Task to carry out> Tally the lines in the listing below that contain the string "least", and state only the total.

Input data>
::::::

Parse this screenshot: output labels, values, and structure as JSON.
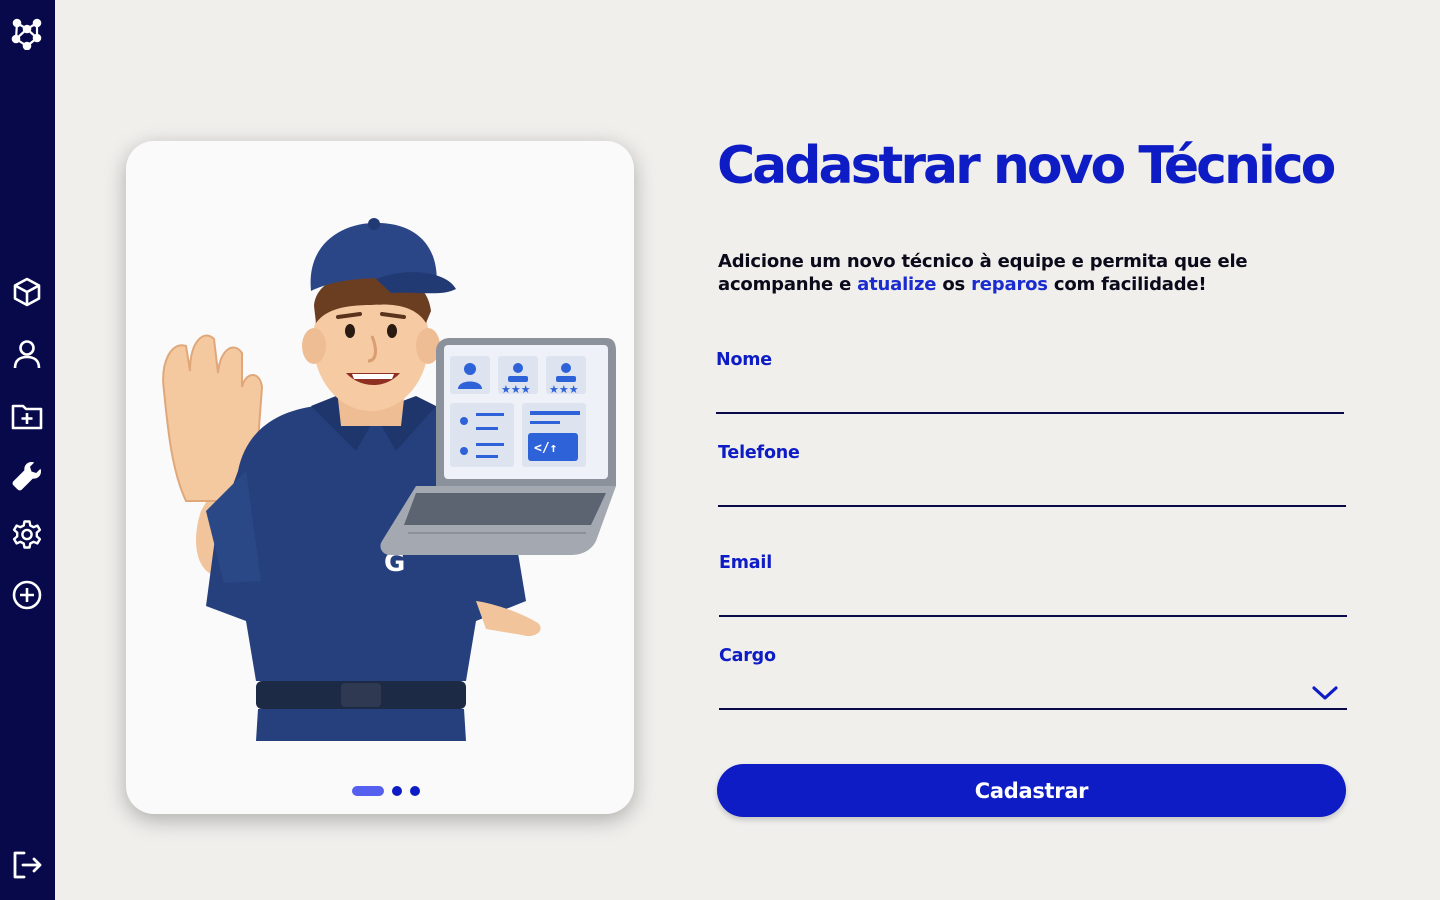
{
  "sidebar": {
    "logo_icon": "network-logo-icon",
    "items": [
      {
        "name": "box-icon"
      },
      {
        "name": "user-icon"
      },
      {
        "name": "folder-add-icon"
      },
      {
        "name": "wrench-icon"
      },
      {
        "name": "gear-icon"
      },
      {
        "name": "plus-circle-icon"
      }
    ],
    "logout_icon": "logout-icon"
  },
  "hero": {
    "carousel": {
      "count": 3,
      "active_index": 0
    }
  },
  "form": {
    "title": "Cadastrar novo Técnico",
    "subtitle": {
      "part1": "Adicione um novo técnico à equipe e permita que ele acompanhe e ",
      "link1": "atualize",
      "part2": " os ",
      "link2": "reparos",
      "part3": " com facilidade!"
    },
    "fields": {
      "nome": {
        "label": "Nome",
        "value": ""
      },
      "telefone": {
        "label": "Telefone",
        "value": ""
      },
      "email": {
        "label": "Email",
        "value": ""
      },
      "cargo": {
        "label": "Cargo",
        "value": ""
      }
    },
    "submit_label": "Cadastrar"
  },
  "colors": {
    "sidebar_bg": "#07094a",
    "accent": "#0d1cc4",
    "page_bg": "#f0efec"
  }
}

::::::

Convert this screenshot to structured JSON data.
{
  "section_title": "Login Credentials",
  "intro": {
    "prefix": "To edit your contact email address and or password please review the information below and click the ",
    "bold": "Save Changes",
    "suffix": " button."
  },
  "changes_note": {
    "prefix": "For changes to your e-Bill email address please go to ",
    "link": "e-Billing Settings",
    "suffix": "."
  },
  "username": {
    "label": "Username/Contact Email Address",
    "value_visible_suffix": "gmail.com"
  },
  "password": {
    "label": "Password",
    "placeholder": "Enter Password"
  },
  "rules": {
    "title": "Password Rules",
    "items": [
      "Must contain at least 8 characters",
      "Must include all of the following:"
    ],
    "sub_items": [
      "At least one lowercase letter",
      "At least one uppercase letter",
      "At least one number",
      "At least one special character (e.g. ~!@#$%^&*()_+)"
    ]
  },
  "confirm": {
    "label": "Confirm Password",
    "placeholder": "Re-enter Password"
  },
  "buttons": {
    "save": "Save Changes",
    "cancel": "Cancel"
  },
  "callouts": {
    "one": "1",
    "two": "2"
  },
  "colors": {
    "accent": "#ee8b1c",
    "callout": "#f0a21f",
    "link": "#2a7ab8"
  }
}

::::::

Result> 5